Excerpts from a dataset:
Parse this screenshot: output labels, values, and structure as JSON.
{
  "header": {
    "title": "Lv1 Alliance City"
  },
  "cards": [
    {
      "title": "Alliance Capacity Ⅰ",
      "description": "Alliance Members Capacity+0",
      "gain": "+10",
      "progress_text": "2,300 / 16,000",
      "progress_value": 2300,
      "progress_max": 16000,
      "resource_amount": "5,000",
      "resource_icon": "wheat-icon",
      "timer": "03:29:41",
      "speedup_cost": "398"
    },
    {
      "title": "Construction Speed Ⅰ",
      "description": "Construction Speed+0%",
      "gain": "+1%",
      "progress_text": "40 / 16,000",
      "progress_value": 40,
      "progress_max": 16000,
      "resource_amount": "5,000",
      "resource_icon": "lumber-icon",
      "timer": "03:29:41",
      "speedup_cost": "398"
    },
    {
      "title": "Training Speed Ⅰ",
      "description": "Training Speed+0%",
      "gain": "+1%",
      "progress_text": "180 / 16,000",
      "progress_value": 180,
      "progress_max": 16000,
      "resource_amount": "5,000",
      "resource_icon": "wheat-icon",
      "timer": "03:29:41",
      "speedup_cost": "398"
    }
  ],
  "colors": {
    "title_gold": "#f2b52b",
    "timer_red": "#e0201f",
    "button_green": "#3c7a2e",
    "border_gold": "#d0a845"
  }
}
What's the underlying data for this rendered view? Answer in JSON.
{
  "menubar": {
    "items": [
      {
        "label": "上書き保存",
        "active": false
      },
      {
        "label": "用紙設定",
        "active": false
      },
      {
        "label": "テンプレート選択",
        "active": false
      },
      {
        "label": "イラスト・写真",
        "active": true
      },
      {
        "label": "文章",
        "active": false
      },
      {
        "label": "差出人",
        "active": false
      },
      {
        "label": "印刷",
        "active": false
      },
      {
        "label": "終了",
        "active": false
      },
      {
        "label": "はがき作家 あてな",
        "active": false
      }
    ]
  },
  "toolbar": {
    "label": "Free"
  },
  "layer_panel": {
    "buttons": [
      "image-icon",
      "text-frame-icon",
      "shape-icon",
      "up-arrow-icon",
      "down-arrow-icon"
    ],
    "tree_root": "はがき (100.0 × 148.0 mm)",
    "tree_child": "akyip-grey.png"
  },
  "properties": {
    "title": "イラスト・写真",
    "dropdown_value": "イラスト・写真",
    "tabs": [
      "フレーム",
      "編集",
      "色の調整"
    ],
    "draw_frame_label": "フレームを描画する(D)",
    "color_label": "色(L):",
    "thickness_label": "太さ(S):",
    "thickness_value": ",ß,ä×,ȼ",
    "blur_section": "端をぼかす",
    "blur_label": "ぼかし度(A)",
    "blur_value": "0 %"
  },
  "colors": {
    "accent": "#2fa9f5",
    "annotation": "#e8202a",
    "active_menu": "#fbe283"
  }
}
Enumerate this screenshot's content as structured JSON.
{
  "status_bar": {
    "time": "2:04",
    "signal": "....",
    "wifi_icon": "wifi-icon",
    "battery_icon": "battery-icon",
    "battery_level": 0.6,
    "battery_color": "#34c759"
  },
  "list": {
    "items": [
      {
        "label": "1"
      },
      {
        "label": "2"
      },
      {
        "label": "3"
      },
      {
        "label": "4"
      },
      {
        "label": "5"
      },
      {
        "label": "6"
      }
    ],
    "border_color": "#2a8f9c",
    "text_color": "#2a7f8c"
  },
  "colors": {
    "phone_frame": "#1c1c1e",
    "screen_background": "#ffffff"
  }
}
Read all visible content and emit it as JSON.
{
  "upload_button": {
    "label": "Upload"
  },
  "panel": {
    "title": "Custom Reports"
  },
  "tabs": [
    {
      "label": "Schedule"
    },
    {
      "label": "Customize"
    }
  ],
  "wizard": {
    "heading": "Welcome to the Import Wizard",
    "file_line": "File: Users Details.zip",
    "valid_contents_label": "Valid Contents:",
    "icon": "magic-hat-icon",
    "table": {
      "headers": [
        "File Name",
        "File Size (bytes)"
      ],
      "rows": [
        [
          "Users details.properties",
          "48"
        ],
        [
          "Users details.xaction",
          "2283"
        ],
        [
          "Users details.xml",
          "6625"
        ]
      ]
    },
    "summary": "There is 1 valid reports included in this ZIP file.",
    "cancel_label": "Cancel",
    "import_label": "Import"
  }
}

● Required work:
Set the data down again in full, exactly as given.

● Output of the task:
Parse this screenshot: output labels, values, and structure as JSON.
{
  "header": {
    "title": "Lv1 Alliance City"
  },
  "cards": [
    {
      "title": "Alliance Capacity Ⅰ",
      "description": "Alliance Members Capacity+0",
      "gain": "+10",
      "progress_text": "2,300 / 16,000",
      "progress_value": 2300,
      "progress_max": 16000,
      "resource_amount": "5,000",
      "resource_icon": "wheat-icon",
      "timer": "03:29:41",
      "speedup_cost": "398"
    },
    {
      "title": "Construction Speed Ⅰ",
      "description": "Construction Speed+0%",
      "gain": "+1%",
      "progress_text": "40 / 16,000",
      "progress_value": 40,
      "progress_max": 16000,
      "resource_amount": "5,000",
      "resource_icon": "lumber-icon",
      "timer": "03:29:41",
      "speedup_cost": "398"
    },
    {
      "title": "Training Speed Ⅰ",
      "description": "Training Speed+0%",
      "gain": "+1%",
      "progress_text": "180 / 16,000",
      "progress_value": 180,
      "progress_max": 16000,
      "resource_amount": "5,000",
      "resource_icon": "wheat-icon",
      "timer": "03:29:41",
      "speedup_cost": "398"
    }
  ],
  "colors": {
    "title_gold": "#f2b52b",
    "timer_red": "#e0201f",
    "button_green": "#3c7a2e",
    "border_gold": "#d0a845"
  }
}
What's the underlying data for this rendered view? Answer in JSON.
{
  "menubar": {
    "items": [
      {
        "label": "上書き保存",
        "active": false
      },
      {
        "label": "用紙設定",
        "active": false
      },
      {
        "label": "テンプレート選択",
        "active": false
      },
      {
        "label": "イラスト・写真",
        "active": true
      },
      {
        "label": "文章",
        "active": false
      },
      {
        "label": "差出人",
        "active": false
      },
      {
        "label": "印刷",
        "active": false
      },
      {
        "label": "終了",
        "active": false
      },
      {
        "label": "はがき作家 あてな",
        "active": false
      }
    ]
  },
  "toolbar": {
    "label": "Free"
  },
  "layer_panel": {
    "buttons": [
      "image-icon",
      "text-frame-icon",
      "shape-icon",
      "up-arrow-icon",
      "down-arrow-icon"
    ],
    "tree_root": "はがき (100.0 × 148.0 mm)",
    "tree_child": "akyip-grey.png"
  },
  "properties": {
    "title": "イラスト・写真",
    "dropdown_value": "イラスト・写真",
    "tabs": [
      "フレーム",
      "編集",
      "色の調整"
    ],
    "draw_frame_label": "フレームを描画する(D)",
    "color_label": "色(L):",
    "thickness_label": "太さ(S):",
    "thickness_value": ",ß,ä×,ȼ",
    "blur_section": "端をぼかす",
    "blur_label": "ぼかし度(A)",
    "blur_value": "0 %"
  },
  "colors": {
    "accent": "#2fa9f5",
    "annotation": "#e8202a",
    "active_menu": "#fbe283"
  }
}
Enumerate this screenshot's content as structured JSON.
{
  "status_bar": {
    "time": "2:04",
    "signal": "....",
    "wifi_icon": "wifi-icon",
    "battery_icon": "battery-icon",
    "battery_level": 0.6,
    "battery_color": "#34c759"
  },
  "list": {
    "items": [
      {
        "label": "1"
      },
      {
        "label": "2"
      },
      {
        "label": "3"
      },
      {
        "label": "4"
      },
      {
        "label": "5"
      },
      {
        "label": "6"
      }
    ],
    "border_color": "#2a8f9c",
    "text_color": "#2a7f8c"
  },
  "colors": {
    "phone_frame": "#1c1c1e",
    "screen_background": "#ffffff"
  }
}
Read all visible content and emit it as JSON.
{
  "upload_button": {
    "label": "Upload"
  },
  "panel": {
    "title": "Custom Reports"
  },
  "tabs": [
    {
      "label": "Schedule"
    },
    {
      "label": "Customize"
    }
  ],
  "wizard": {
    "heading": "Welcome to the Import Wizard",
    "file_line": "File: Users Details.zip",
    "valid_contents_label": "Valid Contents:",
    "icon": "magic-hat-icon",
    "table": {
      "headers": [
        "File Name",
        "File Size (bytes)"
      ],
      "rows": [
        [
          "Users details.properties",
          "48"
        ],
        [
          "Users details.xaction",
          "2283"
        ],
        [
          "Users details.xml",
          "6625"
        ]
      ]
    },
    "summary": "There is 1 valid reports included in this ZIP file.",
    "cancel_label": "Cancel",
    "import_label": "Import"
  }
}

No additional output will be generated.